During the house training process, if your puppy or dog starts to unexpectedly and inexplicably have accidents, it may not be down to bad behavior but could be due to health and medical reasons.
For this reason, it’s always a good idea to see a vet and have your puppy or dog be cleared with a clean bill of health before you start house training.
Common ailments such as urinary tract infection, gastroenteritis and many medical problems affecting internal organs and the genitalia can cause a dog to toilet much more frequently than they usually would.
So have your puppy or dog checked, and if further down the road they start to have accidents you cannot explain, have them checked again. It may not be their fault.
We’ve now answered most of the basic questions people have and covered the background information a person heading into house training requires.
After reading this article you now know what house training is, how long it should take, will have some respect and understanding for the fact a puppy has little bladder and bowel control and know how often and when you need to provide toilet breaks.
You should also now have realistic expectations of time-scales, the amount of effort required and exactly what your growing puppy can do at different ages.
At first, an 8 week old puppy will relieve themselves without hardly knowing, they cannot help it and yes this is frustrating.
But be patient, stay calm, and with consistency and patience eventually your puppy will develop enough control of their little bodies to hold it longer and longer. The improvements come fast and they’ll be house trained before you know it.
We’re now ready to move on to the 3rd article in my house training series: The mindset, approach and attitude you need for house training.
In this article we discuss the attitude and approach you should take and the mindset you need bring with you to be successful at house training. We also cover the skills and attitude your puppy brings with them to the process.
My Complete House Training Program
This was part 2 in a 12-part series where I’ve tried to provide all the guidance you could possibly ever need and covered everything I can think of for you to successfully house train your puppy or adult dog. Please see the entire series linked to below:
- Part 1: House Training – The Ultimate Guide
- Part 2: Basic Need To Know Facts Before Starting
- Part 3: The Mindset And Approach You Must Take
- Part 4: House Training Products, Supplies And Equipment You will Need
- Part 5: Accidents Happen: How To Remove Pet Stains And Odors
- Part 6: Feeding Choices Make A Massive Difference
- Part 7: How To Use A Crate To House Train A Puppy
- Part 8: House Training WITHOUT A Crate: Constant Supervision
- Part 9: How To Paper Train Your Puppy Or Dog The Easy Way

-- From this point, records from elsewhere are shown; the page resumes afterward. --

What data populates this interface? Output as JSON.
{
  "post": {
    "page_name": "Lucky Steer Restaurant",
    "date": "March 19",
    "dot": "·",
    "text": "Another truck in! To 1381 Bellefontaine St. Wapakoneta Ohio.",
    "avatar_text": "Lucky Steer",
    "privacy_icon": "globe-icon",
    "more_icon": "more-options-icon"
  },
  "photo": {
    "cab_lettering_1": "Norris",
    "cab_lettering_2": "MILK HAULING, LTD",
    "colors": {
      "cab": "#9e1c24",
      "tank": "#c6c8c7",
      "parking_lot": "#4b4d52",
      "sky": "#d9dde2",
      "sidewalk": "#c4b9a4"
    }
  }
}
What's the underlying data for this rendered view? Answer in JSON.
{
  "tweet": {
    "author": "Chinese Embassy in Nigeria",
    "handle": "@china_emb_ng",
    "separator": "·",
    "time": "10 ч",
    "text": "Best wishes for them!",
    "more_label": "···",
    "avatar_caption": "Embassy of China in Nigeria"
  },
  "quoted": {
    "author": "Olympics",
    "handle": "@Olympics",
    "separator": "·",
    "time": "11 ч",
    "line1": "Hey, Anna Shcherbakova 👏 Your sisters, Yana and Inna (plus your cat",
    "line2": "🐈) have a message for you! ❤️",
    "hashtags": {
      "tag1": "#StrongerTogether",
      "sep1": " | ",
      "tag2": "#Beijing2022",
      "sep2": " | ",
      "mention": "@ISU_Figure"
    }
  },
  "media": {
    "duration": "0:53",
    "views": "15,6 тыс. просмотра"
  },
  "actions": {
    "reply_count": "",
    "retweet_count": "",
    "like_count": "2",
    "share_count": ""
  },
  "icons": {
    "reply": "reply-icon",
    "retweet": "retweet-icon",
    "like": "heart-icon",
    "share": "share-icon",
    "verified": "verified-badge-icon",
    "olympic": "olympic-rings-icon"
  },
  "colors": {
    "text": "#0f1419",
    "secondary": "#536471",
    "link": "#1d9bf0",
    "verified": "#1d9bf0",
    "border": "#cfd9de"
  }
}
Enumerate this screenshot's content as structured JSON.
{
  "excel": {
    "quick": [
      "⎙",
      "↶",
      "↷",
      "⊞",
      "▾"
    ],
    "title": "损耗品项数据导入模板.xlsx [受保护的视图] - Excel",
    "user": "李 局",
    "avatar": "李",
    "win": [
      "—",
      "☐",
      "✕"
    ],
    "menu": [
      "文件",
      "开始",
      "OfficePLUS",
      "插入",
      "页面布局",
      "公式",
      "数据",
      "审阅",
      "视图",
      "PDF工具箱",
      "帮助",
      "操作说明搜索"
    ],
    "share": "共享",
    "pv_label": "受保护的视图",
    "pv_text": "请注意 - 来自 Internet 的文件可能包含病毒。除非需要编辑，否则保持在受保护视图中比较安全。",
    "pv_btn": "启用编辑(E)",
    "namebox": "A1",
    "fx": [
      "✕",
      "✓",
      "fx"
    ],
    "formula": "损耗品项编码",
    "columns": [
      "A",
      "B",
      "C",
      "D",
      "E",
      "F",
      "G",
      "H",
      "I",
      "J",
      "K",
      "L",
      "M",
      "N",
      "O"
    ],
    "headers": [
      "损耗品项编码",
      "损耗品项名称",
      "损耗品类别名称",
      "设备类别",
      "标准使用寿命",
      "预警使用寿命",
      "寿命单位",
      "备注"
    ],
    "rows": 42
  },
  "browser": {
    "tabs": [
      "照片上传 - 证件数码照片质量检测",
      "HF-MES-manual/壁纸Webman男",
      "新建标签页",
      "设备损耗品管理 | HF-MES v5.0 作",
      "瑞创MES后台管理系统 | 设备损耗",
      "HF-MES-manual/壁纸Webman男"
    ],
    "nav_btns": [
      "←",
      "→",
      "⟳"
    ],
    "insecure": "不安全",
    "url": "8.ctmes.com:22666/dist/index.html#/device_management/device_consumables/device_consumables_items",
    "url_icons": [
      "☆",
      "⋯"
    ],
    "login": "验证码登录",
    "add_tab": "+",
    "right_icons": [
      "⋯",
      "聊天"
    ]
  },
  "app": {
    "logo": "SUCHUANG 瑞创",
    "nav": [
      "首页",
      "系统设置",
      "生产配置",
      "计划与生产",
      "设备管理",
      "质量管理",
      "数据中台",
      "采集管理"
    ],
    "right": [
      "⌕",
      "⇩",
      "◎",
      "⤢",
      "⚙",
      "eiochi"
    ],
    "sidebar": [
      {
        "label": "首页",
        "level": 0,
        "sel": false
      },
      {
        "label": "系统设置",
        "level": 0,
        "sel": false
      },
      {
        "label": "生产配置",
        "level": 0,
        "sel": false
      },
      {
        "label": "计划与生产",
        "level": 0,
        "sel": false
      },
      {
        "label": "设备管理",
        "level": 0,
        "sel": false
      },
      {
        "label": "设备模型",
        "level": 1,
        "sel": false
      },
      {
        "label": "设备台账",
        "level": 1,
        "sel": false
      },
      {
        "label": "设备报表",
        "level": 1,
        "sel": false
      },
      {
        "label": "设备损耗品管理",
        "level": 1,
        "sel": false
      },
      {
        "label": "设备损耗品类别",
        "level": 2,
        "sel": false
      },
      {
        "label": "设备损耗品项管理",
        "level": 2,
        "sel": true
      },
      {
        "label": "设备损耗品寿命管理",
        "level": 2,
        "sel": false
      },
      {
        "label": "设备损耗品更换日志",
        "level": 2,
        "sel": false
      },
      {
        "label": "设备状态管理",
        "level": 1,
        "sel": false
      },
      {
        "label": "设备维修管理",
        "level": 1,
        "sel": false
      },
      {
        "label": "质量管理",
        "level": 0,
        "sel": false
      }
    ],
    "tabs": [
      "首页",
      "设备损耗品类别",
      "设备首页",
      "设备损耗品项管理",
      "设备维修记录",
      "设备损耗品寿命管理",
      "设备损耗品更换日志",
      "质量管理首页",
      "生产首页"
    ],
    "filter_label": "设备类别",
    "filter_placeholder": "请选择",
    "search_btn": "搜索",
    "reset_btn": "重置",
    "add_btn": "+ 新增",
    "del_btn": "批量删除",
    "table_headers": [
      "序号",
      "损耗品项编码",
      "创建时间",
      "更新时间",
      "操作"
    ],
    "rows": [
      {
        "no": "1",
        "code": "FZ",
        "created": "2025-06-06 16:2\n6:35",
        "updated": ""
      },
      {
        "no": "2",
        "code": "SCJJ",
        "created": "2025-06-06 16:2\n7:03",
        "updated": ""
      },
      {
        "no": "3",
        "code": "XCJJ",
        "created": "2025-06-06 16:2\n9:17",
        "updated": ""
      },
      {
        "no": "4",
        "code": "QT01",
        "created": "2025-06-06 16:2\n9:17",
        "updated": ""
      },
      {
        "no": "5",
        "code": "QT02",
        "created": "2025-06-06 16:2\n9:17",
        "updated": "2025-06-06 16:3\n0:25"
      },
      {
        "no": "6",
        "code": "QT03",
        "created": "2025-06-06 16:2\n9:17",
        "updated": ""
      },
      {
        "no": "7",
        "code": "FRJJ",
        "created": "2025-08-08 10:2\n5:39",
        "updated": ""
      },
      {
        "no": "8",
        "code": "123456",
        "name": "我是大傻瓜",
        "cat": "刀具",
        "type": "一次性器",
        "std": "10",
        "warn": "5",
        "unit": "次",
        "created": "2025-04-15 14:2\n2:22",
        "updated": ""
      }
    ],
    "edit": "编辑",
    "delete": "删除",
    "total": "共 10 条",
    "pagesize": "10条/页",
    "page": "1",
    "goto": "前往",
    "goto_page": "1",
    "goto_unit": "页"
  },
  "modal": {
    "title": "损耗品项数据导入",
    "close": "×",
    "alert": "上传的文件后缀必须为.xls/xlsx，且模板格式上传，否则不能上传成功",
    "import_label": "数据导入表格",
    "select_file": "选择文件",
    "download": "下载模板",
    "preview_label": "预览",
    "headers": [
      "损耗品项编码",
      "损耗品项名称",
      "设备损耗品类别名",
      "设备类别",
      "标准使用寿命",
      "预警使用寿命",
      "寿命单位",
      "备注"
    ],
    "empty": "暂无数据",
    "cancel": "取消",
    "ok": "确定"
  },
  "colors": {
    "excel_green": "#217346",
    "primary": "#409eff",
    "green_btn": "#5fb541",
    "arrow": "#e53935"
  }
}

- Part 10: Umbilical Cord House Training: What is It? How Does It Work?
- Part 11: How To Potty Train a Puppy – All You Need to Know
- Part 12: How To House Train An Adult Dog – And Solving Common Issues